Input for this task =
============================================================

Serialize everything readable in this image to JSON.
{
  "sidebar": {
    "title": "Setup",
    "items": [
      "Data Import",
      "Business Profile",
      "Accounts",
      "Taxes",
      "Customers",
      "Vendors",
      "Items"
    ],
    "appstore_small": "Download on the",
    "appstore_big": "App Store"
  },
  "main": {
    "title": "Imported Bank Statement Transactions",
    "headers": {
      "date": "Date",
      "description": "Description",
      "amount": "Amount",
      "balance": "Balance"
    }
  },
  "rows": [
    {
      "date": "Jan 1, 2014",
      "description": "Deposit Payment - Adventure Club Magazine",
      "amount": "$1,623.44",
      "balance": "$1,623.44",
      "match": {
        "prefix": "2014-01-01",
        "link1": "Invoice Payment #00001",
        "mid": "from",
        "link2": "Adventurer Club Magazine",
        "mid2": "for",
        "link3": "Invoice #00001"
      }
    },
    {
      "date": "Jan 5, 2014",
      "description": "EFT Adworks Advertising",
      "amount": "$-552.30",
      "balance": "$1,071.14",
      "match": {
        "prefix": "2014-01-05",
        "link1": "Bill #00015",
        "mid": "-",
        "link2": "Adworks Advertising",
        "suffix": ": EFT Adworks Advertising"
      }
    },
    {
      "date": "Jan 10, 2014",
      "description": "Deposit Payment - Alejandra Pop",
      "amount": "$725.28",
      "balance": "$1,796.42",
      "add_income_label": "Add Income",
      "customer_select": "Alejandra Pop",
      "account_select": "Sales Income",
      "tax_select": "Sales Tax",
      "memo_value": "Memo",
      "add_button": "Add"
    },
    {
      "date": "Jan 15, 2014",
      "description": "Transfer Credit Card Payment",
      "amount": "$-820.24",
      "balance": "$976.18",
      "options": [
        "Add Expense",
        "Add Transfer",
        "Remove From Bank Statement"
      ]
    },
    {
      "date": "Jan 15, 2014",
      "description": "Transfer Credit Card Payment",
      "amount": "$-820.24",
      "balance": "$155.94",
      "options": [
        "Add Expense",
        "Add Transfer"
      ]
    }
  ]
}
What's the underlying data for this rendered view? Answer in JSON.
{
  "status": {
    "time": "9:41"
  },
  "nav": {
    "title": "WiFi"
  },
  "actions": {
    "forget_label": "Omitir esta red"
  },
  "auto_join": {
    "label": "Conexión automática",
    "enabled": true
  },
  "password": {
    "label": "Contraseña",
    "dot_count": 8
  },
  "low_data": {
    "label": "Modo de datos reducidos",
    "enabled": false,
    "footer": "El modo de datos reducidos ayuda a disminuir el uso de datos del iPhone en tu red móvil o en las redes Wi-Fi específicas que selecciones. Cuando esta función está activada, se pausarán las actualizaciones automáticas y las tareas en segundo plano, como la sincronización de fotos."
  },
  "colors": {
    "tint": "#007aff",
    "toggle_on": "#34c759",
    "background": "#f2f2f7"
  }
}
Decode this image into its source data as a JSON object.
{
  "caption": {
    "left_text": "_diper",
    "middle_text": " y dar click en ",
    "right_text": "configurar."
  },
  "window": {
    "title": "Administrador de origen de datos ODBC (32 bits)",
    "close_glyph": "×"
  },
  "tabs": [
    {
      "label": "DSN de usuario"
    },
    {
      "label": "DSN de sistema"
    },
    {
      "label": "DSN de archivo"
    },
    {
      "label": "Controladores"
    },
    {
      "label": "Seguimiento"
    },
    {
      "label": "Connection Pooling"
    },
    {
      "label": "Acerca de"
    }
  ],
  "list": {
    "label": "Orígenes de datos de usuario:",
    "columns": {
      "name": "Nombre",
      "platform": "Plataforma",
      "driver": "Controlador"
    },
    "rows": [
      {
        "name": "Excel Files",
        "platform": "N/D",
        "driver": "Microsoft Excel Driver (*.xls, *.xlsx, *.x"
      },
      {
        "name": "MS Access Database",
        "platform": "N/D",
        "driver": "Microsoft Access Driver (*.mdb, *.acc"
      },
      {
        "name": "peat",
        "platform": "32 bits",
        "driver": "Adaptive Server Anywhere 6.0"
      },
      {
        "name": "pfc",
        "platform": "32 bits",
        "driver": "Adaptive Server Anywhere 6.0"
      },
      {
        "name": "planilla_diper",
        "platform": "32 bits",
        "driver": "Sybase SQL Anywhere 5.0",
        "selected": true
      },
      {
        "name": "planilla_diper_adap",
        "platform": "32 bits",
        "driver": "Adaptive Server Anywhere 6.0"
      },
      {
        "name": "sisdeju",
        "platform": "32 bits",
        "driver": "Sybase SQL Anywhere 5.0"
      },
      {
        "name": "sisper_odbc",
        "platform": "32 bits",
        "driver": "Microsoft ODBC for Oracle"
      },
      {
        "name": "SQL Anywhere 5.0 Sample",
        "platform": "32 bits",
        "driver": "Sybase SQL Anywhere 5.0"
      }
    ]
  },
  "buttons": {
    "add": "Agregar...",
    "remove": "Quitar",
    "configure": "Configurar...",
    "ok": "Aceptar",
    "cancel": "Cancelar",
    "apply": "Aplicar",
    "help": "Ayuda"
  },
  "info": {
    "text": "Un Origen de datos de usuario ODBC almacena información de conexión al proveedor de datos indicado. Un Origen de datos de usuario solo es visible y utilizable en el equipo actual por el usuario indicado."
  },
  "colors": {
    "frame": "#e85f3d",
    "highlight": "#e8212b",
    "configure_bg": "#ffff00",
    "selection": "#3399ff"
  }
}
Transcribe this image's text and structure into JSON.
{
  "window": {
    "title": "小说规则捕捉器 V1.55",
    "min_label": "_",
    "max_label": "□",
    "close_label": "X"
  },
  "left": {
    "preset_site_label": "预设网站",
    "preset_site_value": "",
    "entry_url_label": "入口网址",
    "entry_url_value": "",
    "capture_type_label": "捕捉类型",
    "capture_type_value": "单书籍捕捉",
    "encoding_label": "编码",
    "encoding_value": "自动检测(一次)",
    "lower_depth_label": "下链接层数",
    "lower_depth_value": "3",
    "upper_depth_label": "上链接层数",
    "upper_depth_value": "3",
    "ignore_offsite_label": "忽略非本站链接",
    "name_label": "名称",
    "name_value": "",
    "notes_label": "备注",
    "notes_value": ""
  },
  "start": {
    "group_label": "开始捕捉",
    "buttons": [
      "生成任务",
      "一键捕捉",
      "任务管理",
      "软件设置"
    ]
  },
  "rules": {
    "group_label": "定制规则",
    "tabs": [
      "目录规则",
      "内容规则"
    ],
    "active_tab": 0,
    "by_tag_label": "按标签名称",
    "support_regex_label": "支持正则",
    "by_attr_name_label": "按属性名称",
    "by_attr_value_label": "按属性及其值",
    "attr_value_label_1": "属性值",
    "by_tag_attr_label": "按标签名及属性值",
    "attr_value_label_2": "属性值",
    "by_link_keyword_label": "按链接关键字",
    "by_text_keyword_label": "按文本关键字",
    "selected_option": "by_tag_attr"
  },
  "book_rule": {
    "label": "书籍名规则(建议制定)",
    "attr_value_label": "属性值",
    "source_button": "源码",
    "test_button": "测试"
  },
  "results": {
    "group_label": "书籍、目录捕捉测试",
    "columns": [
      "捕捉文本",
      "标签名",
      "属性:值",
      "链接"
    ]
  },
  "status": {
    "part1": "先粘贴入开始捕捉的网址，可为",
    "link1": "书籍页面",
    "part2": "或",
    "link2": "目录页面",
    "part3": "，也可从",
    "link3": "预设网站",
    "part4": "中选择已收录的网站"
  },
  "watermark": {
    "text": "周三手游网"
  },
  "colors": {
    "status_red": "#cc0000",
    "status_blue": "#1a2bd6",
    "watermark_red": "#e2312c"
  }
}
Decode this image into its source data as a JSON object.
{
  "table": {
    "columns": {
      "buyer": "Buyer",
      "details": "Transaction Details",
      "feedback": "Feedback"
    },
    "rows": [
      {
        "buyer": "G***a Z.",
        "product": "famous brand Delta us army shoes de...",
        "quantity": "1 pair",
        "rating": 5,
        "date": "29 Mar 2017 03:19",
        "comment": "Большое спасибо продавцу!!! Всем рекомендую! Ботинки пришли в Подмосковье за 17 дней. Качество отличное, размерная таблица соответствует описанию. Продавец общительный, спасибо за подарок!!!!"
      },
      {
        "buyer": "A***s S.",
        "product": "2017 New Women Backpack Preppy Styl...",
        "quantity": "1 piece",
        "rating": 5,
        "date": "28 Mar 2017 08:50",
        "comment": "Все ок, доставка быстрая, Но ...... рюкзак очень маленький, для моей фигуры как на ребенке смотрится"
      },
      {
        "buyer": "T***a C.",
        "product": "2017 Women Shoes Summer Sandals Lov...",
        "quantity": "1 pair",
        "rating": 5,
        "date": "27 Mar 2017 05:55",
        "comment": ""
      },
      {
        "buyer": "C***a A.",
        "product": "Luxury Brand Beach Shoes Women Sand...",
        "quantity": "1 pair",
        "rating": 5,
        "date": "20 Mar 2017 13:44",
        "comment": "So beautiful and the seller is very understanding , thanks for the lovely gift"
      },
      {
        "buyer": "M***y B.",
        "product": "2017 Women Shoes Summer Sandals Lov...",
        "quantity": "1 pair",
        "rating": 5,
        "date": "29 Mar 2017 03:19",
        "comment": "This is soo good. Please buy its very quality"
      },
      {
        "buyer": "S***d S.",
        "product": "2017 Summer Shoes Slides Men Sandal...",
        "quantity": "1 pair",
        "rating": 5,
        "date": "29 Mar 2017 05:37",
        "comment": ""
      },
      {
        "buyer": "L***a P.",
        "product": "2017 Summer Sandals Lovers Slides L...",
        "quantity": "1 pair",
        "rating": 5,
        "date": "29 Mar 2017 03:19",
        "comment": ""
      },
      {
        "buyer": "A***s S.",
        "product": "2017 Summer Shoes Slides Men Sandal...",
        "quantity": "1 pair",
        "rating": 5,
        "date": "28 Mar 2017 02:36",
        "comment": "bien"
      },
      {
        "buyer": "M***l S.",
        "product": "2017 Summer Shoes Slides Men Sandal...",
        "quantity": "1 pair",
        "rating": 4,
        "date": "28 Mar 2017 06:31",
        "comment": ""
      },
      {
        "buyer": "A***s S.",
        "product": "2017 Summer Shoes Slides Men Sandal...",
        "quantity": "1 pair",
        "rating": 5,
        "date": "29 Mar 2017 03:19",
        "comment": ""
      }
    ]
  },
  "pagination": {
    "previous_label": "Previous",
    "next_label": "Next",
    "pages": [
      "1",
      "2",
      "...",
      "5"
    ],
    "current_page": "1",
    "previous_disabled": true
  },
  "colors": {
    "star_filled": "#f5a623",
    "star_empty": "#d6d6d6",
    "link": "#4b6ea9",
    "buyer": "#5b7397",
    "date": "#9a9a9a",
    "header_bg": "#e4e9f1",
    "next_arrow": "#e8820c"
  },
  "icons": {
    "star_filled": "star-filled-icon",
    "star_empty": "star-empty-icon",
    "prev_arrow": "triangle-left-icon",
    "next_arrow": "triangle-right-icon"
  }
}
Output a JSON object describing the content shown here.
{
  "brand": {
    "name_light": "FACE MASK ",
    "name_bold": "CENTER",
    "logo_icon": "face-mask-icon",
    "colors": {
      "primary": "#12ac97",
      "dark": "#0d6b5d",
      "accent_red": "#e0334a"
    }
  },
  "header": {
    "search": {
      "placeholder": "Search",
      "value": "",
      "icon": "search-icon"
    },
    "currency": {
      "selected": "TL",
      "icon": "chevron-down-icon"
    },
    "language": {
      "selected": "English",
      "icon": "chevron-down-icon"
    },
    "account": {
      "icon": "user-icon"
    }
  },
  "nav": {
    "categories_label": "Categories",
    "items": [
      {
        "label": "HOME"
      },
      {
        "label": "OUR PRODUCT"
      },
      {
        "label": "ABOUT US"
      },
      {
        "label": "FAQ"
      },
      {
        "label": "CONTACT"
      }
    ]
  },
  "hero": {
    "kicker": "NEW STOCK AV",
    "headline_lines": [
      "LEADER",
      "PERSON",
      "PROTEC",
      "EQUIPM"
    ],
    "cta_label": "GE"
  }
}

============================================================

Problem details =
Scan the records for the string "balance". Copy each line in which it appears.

Answer area =
      "balance": "Balance"
      "balance": "$1,623.44",
      "balance": "$1,071.14",
      "balance": "$1,796.42",
      "balance": "$976.18",
      "balance": "$155.94",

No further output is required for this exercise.